The Black Horse appeases grubbers and guzzlers with upscale tavern fare, specialty microbrews, and a rotating seasonal wine list. The expansive menu includes starters to stir up mouthwatering tsunamis, such as the philly-cheesesteak pierogies ($8) and battered asparagus fries ($6). Carnivorous main courses keep canines working at full chomp, including the braised pork shoulder ($19), or the Eberly Farms chicken breast, enshrouded in plump gnocchi, house bacon, and ancient mystery ($19).
The baristas at Kaffee Prost! serve coffee, specialty beverages, and light fare in a comfortable, art-soaked setting filled with the quivering notes of weekly live music. Coffee and espresso drinks ($1.75–$3.75) made from locally roasted beans pace energetically through the shop, and italian sodas, lemonades, and coolers ($2–$3.50) swagger by in colorful arrangements. Egg sandwiches with ham or bacon ($3.95) give eyelids the protein they need to retain muscle tone and strength in the morning hours, and lunchtime fixings such as the turkey-bacon-avocado sandwich with chips ($6.25) or the homemade tomato-basil soup with a grilled cheese sandwich ($4.95) connect lonely stomachs with semipermanent companions. Hershey’s ice cream ($2.95 for one scoop) and sweet delicacies from Love Handles Pastries pair well with coffee, double as desserts, and triple as fanny-pack fillers.
Oregon Dairy is more than just a farm?it's an experience. In addition to functioning as a dairy farm, the Hurst family's sprawling property also features a supermarket, a bakery, and a restaurant serving Pennsylvania Dutch cuisine. The supermarket sells everything from milk to deli sandwiches and shrimp trays to bring to parties. In the restaurant, you can sate your hunger right away with traditional chicken and waffles or more exotic peach-mango tilapia. The bakery's gourmet scones and pumpkin pie add a sweet end to lunch or dinner.
For more hands-on fun, a raft of family-friendly activities take place at the farm throughout the year. Tours whisk families and school groups through the farm on a tractor-pulled wagon, taking them to explore the milking facility and sample some of the luscious ice cream made on site. In the fall, visitors can celebrate the season by getting lost in a corn maze or picking a pumpkin to decorate with the face of your favorite cow.
Every cigar at Olde World Tobacco tells a story, and Olde World's tobacconists gladly educate visitors on the cylindrical pieces of handcrafted art that reside behind the glass walls of the shop's humidors. After guiding guests to cigars such as the Arturo Fuente Rosado Sungrown Magnum R, shopkeepers invite visitors to relax in the smoking lounge. Once there, guests soak up the atmosphere created by leather club chairs, a 50-inch high-definition television, and solid-diamond ashtrays—which earned the room distinction as a Diamond Crown Cigar Lounge. Beyond cigars, Olde World Tobacco offers gourmet coffee and espresso from their partner operation Joey's Java House, where coffee aficionados roast beans in-house three days a week.:

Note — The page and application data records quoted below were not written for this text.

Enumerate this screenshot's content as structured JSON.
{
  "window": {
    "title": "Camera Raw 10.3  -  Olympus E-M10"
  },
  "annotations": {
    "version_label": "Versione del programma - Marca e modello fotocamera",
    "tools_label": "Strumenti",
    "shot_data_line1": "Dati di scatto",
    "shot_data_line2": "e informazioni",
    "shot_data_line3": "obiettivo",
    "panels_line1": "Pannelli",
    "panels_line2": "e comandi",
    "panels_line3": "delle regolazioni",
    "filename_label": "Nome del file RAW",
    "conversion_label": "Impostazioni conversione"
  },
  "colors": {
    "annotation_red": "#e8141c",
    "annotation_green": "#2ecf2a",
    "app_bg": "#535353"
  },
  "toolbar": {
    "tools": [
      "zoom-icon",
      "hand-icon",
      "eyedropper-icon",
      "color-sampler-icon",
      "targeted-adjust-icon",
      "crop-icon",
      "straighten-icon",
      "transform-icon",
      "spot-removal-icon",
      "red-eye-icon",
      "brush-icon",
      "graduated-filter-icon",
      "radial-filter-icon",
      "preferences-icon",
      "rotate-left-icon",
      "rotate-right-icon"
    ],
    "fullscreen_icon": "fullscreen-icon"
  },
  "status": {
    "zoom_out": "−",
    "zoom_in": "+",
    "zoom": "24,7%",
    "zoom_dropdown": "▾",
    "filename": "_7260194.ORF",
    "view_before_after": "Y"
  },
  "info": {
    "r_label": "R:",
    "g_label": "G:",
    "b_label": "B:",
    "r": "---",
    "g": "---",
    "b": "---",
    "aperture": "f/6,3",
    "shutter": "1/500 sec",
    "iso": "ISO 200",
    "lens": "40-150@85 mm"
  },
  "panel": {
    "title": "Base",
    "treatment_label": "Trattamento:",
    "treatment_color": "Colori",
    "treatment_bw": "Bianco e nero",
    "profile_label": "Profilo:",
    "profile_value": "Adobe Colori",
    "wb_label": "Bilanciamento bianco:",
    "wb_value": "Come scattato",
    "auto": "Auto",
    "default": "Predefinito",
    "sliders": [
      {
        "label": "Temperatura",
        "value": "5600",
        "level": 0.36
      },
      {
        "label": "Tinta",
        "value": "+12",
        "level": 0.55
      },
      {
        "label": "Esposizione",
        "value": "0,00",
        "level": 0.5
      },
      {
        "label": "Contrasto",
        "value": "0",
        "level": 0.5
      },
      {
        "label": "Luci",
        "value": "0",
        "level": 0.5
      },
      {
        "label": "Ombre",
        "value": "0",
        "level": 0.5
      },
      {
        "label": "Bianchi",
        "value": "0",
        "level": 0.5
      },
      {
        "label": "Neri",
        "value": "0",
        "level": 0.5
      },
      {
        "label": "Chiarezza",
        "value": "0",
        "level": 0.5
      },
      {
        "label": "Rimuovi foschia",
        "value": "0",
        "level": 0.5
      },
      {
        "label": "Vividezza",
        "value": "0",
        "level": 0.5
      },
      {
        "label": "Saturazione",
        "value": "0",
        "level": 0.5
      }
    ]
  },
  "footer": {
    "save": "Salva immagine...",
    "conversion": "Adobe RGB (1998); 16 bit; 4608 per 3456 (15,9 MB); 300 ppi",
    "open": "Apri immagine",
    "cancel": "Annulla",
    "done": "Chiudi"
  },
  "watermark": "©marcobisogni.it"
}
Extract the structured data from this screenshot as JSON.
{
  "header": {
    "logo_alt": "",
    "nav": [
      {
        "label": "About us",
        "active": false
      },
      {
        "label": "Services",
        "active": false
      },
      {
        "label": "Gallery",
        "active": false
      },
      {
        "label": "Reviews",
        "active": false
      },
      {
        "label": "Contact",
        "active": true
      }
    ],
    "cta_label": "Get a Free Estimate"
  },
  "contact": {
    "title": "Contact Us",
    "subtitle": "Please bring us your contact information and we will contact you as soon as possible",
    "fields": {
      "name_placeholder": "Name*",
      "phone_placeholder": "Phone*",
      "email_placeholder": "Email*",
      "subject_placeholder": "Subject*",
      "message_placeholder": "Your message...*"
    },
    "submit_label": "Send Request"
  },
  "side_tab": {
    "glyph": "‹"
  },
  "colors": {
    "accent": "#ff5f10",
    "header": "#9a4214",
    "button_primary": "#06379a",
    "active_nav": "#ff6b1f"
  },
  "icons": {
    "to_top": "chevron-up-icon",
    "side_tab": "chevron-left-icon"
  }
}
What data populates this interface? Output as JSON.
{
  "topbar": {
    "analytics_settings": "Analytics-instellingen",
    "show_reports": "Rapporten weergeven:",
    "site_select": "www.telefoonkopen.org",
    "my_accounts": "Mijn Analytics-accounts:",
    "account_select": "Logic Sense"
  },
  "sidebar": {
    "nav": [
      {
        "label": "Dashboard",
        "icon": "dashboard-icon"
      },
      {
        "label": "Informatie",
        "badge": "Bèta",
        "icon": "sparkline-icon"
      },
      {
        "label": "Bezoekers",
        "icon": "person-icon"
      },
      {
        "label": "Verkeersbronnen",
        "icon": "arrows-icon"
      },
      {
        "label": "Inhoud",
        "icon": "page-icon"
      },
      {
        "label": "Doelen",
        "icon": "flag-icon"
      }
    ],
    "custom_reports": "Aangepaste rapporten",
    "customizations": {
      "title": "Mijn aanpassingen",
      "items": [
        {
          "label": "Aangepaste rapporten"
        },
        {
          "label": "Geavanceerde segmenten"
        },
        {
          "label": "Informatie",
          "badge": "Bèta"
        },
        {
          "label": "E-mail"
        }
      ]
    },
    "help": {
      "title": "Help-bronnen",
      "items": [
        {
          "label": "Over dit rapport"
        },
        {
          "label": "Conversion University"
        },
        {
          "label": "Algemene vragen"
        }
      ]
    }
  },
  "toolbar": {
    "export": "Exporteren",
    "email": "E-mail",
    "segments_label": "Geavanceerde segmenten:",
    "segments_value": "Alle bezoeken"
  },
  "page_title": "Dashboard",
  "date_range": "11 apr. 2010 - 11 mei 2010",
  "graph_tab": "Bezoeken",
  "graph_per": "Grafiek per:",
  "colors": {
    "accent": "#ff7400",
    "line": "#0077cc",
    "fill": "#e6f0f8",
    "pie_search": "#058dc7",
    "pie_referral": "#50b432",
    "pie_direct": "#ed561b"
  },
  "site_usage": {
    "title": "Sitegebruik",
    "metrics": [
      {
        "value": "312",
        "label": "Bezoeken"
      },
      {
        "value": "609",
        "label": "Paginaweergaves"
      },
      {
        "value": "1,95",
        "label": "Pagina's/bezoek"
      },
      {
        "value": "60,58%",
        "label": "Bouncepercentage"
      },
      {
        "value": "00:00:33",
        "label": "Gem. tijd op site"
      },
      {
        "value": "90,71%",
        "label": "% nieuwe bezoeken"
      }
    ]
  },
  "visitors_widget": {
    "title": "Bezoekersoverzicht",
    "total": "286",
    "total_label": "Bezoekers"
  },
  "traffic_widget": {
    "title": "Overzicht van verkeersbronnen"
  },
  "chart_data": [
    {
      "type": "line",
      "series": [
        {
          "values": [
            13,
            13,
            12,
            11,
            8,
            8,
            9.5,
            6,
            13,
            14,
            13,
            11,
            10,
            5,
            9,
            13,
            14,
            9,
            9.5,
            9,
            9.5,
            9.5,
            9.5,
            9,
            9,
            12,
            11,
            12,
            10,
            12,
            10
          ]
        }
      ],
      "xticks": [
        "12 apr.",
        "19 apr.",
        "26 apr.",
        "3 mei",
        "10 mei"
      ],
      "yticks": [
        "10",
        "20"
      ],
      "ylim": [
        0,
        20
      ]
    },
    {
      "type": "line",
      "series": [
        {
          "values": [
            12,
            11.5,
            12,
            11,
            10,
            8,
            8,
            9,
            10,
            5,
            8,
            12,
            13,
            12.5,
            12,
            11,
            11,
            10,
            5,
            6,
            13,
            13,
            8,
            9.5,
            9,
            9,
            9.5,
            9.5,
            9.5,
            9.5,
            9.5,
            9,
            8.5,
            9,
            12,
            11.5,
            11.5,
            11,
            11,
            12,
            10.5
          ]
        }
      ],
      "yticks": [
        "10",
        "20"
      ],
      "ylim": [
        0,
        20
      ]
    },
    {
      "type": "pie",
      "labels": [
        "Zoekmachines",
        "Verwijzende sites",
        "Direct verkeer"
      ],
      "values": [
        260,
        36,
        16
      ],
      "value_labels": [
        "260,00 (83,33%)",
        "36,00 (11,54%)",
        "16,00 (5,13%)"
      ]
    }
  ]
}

All big things start small, but few major farms start as small as family-owned Kreider Farms did, with 102 acres of land and only 12 cows. Today, the farm spans more than 2,500 acres and includes approximately 5 million egg-laying chickens, 2,000 cows, and 225 employees. The farm distributes its eggs, milk, and premium ice cream throughout the Mid-Atlantic region, and reports that it has become one of the largest egg producers in the state of Pennsylvania. Kreider Farms? wares have been endorsed by multiple chefs, a more meaningful accolade than the cardboard crowns of excellence distributed by fast-food eateries. The farm takes its environmental mission seriously, treating the land with respect and adopting ethical and environmentally responsible practices. Workers happily share their knowledge and story with others during 90-minute farm tours or virtual tours on the website.
Since arranging roe and shrimp atop their first Seattle maki roll in 2001, Blue Pacific Sushi & Grill’s chefs continue to celebrate Asia’s rich culinary history by offering dishes from Korea, China, Japan, and Thailand for lunch and dinner. The kitchen buzzes with chefs forging traditional recipes from ingredients such as New Zealand muscles, soba noodles, and sweet egg, while the artists behind the sushi bar slice and roll up all manner of fresh fish into a nigiri, maki, sashimi, and temaki. Beyond the kitchen, the Pacific-themed dining room whisks eaters under the sea with its faux fish wall decorations, wavy neon lights, and union-contracted krakens hired to lurk beneath each table.